  13. Hello David,
    You were very lucky to arrive just in time to see this cuckoo before it was let free.
    Fortunately they feed on caterpillars others birds will avoid, nature is so clever and.... so well balanced if.... when don't interfere so much!!
    Those bracket mushrooms are indeed quite fascinating and play an interesting destructive role in recycling vegetation.
    Great post!
    Hugs to you both, enjoy your week :)

  14. Bonjour,

    Incroyable de pouvoir surprendre ce bel oiseau... Le nombre de chenilles est important et il doit se régaler avec !...
    Très belles photos.

    Gros bisous

  15. Hahaha!!!
    Sorry David about the bee eaters, but I was really frustrated not be able to shoot similar pics as in 2013!!!
    And also to observe that the colony is each year smaller because the spanish farmers couldn't care less about the birds. The land owner who owns the bank in which they breed was standing in front of the holes chatting away for 2 hours with 2 other guys and they were mocking us in our tents trying desperately to take pictures of the birds....
    I let you imagine our frustration!! LOL!
    Hugs again :)

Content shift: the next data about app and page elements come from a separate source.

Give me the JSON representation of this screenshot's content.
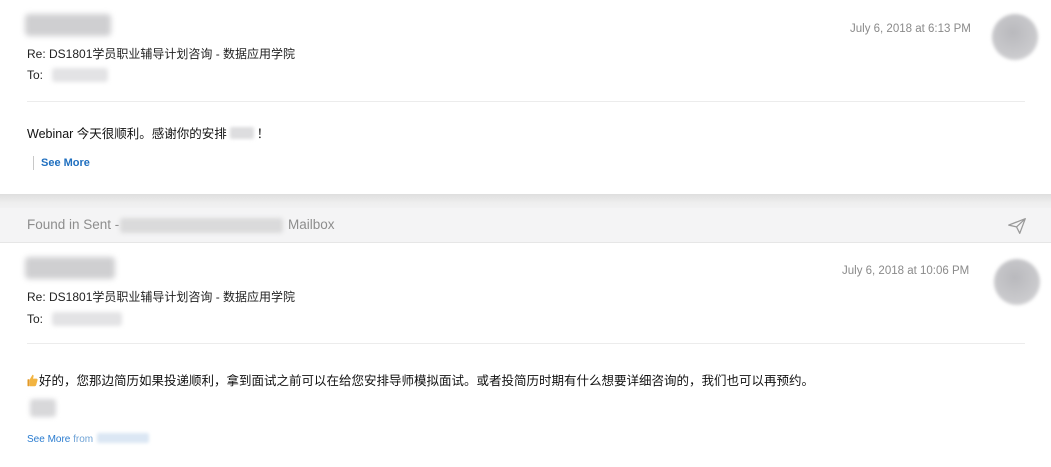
{
  "message1": {
    "subject": "Re: DS1801学员职业辅导计划咨询 - 数据应用学院",
    "to_label": "To:",
    "date": "July 6, 2018 at 6:13 PM",
    "body_prefix": "Webinar 今天很顺利。感谢你的安排",
    "body_suffix": "！",
    "see_more": "See More"
  },
  "found_bar": {
    "prefix": "Found in Sent -",
    "suffix": "Mailbox",
    "icon": "paper-plane-icon"
  },
  "message2": {
    "subject": "Re: DS1801学员职业辅导计划咨询 - 数据应用学院",
    "to_label": "To:",
    "date": "July 6, 2018 at 10:06 PM",
    "body": "好的，您那边简历如果投递顺利，拿到面试之前可以在给您安排导师模拟面试。或者投简历时期有什么想要详细咨询的，我们也可以再预约。",
    "body_icon": "thumbs-up-icon",
    "see_more": "See More",
    "see_more_from": "from"
  },
  "colors": {
    "link": "#1f6fbf",
    "muted": "#8a8a8a",
    "background": "#f1f1f2"
  }
}
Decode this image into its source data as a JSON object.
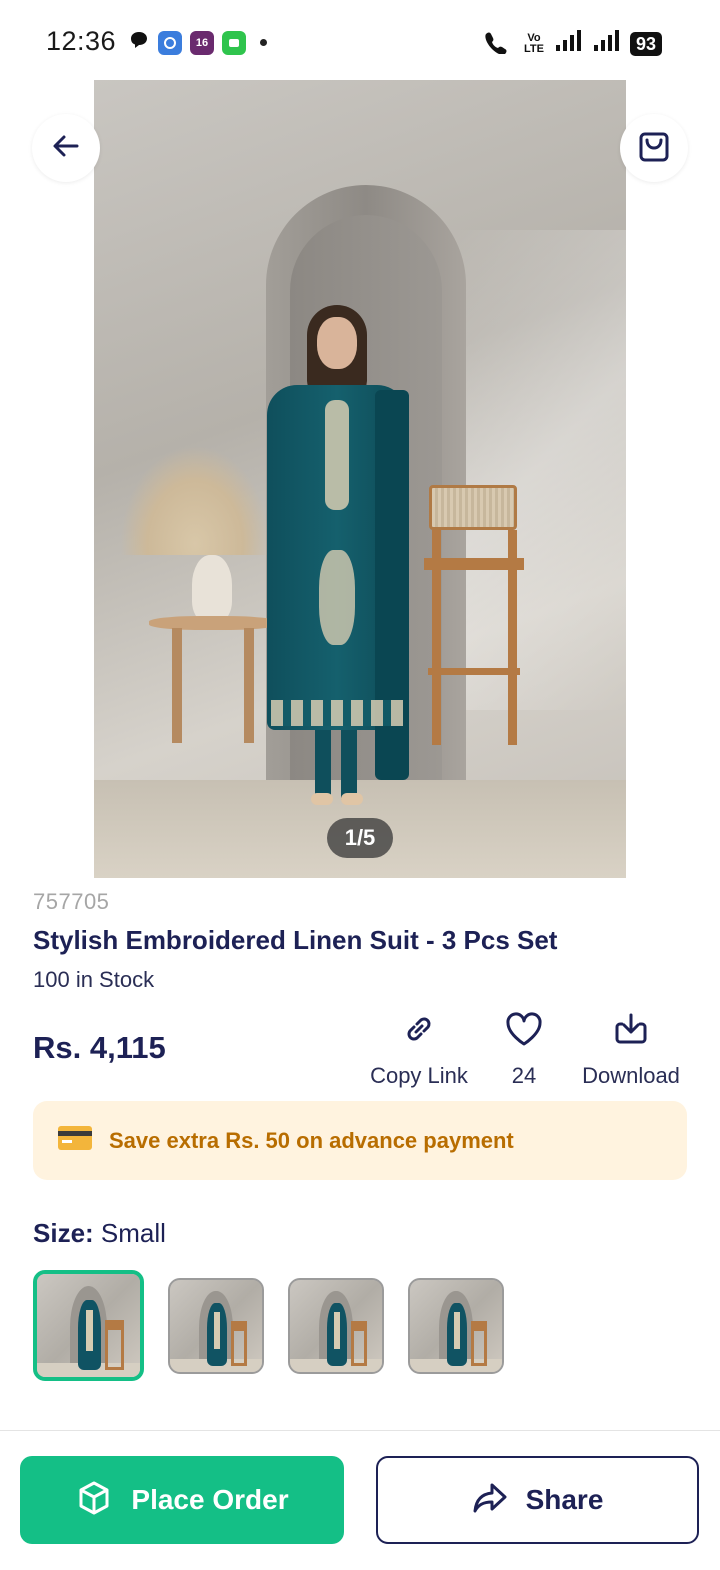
{
  "status_bar": {
    "time": "12:36",
    "badge_16": "16",
    "lte_line1": "Vo",
    "lte_line2": "LTE",
    "battery": "93"
  },
  "hero": {
    "image_counter": "1/5"
  },
  "product": {
    "sku": "757705",
    "title": "Stylish Embroidered Linen Suit - 3 Pcs Set",
    "stock": "100 in Stock",
    "price": "Rs. 4,115"
  },
  "actions": {
    "copy_link": "Copy Link",
    "likes": "24",
    "download": "Download"
  },
  "promo": {
    "text": "Save extra Rs. 50 on advance payment"
  },
  "size": {
    "label": "Size:",
    "value": "Small",
    "selected_index": 0
  },
  "bottom_bar": {
    "place_order": "Place Order",
    "share": "Share"
  },
  "colors": {
    "primary_green": "#14bf86",
    "navy_text": "#1d2155",
    "promo_bg": "#fff3df",
    "promo_text": "#b86d00"
  },
  "icons": [
    "back-arrow-icon",
    "shopping-bag-icon",
    "link-icon",
    "heart-icon",
    "download-icon",
    "credit-card-icon",
    "box-icon",
    "share-icon"
  ]
}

  16. I've never been able to photograph a cuckoo and I see a very special cuckoo! The caterpillars are mmoi and sharply photographed :-)